What is a Lottery?

A lottery is a scheme for the distribution of prizes by chance. Lotteries are organized by governments or private enterprises to raise money for a variety of purposes, including public-works projects and social welfare programs. Prizes may be cash or goods. A person who wins the lottery may not be required to pay taxes on the winnings. The term “lottery” also refers to the drawing of lots to determine ownership of property or other rights.

Historically, the drawing of lots to allocate property has been an important element in many cultures. It is the basis of many games and legal procedures, including the division of inheritances, land grants, church lands, and even marriages. Some historians argue that the word “lottery” derives from the Dutch noun “lot,” which means fate or fortune.

In the seventeenth century, lottery schemes became popular in England. They were used to raise money for towns, wars, and colleges, among other things. Lotteries were also important to the colonization of America, where they were used to fund roads, canals, schools, and other public works. The first state-run lottery, the Staatsloterij of the Netherlands, was established in 1726.

Lottery tickets are bought by individuals who wish to win a prize based on a random process. Ticket prices are generally small, and prizes can be large. Lottery organizers must set a series of rules defining how often and for what amounts the prize money will be awarded. Organizers must also decide whether to offer a single large prize or multiple smaller ones. Normally, some percentage of the prize pool must be deducted for costs and profits. In addition, there are often additional costs to organize and promote the lottery.

Although the vast majority of people who play the lottery do so legally, some do not. The lottery has become a source of controversy in the United States because of its alleged role in encouraging illegal activities such as drug trafficking, prostitution, and gambling. Lotteries are also criticized for their role in fostering the notion that wealth is gained easily and without effort.

There is a certain inextricable human impulse to gamble, and the promise of instant riches is enticing. Billboards promoting the Mega Millions and Powerball jackpots are everywhere, and the fact that millions of dollars could be won in a few seconds is an appealing idea. However, the lottery is a dangerous game that can lead to serious consequences for players and others around them.

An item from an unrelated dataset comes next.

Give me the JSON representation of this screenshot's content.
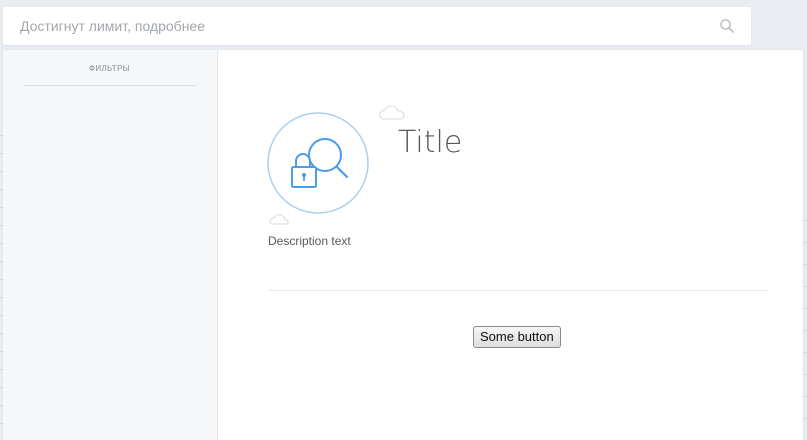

Some people do not realize that the odds of winning are quite low, and they often spend far more than their winnings. A woman in California won a lottery jackpot of $1.3 million and then lost it all because she sought advice from lottery officials on how to conceal her win from her husband. Others do not understand that the game is a form of gambling and treat it accordingly. They are not likely to be able to control their spending or to resist the temptation to try to get rich quickly.